The angel had yet more to say: “And go quickly, and tell his disciples that he is risen from the dead; and, behold, he goeth before you into Galilee; there shall ye see him; lo, I have told you” (Mat 28:7). Mark adds that the disciples would see Him in Galilee “as he said unto [them]” (16:7). When did the Lord Jesus tell them? It was after they left the upper room on the night of His betrayal: “But after I am risen again, I will go before you into Galilee” (Mat 26:32). Galilee was the place where light dawned (4:16) and where hope would dawn for the disciples.

Receiving this commission from the angel, the women “departed quickly from the sepulchre with fear and great joy; and did run to bring his disciples word” (28:8). We will need to reconcile this account with Mark’s, which says, “And they went out quickly, and fled from the sepulchre; for they trembled and were amazed: neither said they any thing to any man; for they were afraid” (16:8). So there was a period of paralysis. Luke helps us reconcile the two. It was after the women “remembered his [Christ’s] words” that they “returned from the sepulchre, and told all these things unto the eleven, and to all the rest” (24:8-9). It was the word of God brought home to their minds that gave them confidence to share the good news with joy.

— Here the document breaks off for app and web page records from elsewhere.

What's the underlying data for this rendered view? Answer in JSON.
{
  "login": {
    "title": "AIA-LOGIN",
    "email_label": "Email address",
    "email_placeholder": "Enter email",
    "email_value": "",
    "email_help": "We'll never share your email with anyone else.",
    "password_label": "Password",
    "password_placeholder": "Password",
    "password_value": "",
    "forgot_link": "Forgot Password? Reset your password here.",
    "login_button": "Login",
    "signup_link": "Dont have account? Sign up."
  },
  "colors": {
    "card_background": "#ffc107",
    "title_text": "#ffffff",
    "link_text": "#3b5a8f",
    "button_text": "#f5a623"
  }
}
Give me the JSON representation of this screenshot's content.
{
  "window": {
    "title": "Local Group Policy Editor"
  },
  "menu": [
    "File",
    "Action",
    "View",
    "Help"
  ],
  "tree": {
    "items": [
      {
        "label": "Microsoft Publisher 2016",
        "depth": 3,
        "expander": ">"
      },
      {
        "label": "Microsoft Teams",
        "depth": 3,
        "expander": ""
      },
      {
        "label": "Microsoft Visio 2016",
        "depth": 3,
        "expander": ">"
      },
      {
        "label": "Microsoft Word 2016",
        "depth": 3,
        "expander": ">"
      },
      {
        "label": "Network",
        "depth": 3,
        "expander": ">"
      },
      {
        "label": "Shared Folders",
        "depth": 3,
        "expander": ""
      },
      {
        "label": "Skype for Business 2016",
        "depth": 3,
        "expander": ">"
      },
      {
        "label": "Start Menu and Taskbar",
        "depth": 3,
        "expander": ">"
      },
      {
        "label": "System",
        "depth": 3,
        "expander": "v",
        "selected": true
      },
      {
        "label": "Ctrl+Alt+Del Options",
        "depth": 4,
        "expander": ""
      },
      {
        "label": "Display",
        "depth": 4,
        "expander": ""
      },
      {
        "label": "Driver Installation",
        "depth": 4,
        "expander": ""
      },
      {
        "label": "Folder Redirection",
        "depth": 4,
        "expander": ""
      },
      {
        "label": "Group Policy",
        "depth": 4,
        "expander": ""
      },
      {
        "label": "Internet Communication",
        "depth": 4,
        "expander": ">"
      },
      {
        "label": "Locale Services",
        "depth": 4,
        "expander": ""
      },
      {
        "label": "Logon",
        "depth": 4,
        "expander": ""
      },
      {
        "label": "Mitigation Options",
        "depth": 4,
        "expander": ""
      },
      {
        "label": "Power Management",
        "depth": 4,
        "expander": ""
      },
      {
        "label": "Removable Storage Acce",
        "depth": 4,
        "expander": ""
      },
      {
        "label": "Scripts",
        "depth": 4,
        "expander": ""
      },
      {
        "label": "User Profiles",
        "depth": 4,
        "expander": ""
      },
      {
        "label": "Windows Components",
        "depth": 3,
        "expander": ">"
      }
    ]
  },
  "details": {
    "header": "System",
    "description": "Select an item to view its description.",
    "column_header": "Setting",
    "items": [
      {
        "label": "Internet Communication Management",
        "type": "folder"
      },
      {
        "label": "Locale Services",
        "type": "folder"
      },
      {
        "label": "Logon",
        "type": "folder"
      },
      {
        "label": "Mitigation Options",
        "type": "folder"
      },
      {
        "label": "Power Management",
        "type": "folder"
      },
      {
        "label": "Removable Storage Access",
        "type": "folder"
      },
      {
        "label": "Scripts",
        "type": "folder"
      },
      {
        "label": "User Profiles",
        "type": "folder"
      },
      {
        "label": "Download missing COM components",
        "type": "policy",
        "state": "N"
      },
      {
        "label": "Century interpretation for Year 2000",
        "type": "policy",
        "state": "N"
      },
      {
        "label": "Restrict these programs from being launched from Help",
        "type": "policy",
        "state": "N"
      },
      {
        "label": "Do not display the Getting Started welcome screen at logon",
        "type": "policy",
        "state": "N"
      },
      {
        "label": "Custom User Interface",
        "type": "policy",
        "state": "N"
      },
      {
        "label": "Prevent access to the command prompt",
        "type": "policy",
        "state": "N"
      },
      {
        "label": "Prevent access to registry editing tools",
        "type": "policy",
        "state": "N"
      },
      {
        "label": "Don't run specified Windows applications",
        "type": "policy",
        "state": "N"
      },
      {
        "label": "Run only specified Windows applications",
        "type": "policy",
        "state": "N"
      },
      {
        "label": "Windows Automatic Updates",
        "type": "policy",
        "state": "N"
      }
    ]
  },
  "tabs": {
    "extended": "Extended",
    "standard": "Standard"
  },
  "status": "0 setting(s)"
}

And so, before the disciples ever received the Great Commission (Mat 28:18-20), these devoted women were given a commission of their own, one which they were at first reluctant to carry out but then did so with urgency and great joy. They got to be the first to hear the news of Christ’s resurrection as well as the first to share it. Perhaps you are one of the last to hear the news. You can believe it, and you must if you want to be saved from your sins. “Because if you confess with your mouth that Jesus is Lord and believe in your heart that God raised him from the dead, you will be saved” (Rom 10:9 NET).

What a morning it turned out to be for these women, one initially filled with despair and confusion. But as the sun began to rise, their hopes would rise higher still. And for a world long lost in darkness and death, morning had finally come.

Then came the morning,
Night turned into day;
The stone was rolled away,
Hope rose with the dawn.

Then came the morning,
Shadows vanished before the sun,
Death had lost and life had won,
For morning had come.7

1 All four Gospels mention “the first day of the week” (Mat 28:1; Mar 16:2; Luk 24:1; Joh 20:1).

2 See Mat 28:1 (cf. 27:56); Mar 16:1; Luk 24:10; Joh 20:1-18.

3 Bible quotations in this article are from the KJV unless otherwise noted

4 Mark mentions “a young man sitting on the right side, clothed in a long white garment” (16:5), presumably the angel of the Lord Matthew describes. Luke (24:4) and John (20:12) refer to “two men”/“two angels” present. The discrepancy about the number of angels could be explained in that each author may focus on the presence of one or two angels for literary purposes, whatever those might be.

5 Matthew begins and ends his Gospel with the angel of the Lord, who announces both the birth (1:20) and resurrection (28:5-6) of Christ.

6 Mark records this as a divine passive, reflected in the NET, “He has been raised!” (16:6). God had raised His Son from the dead.

7 Chris Christian, William J. and Gloria Gaither.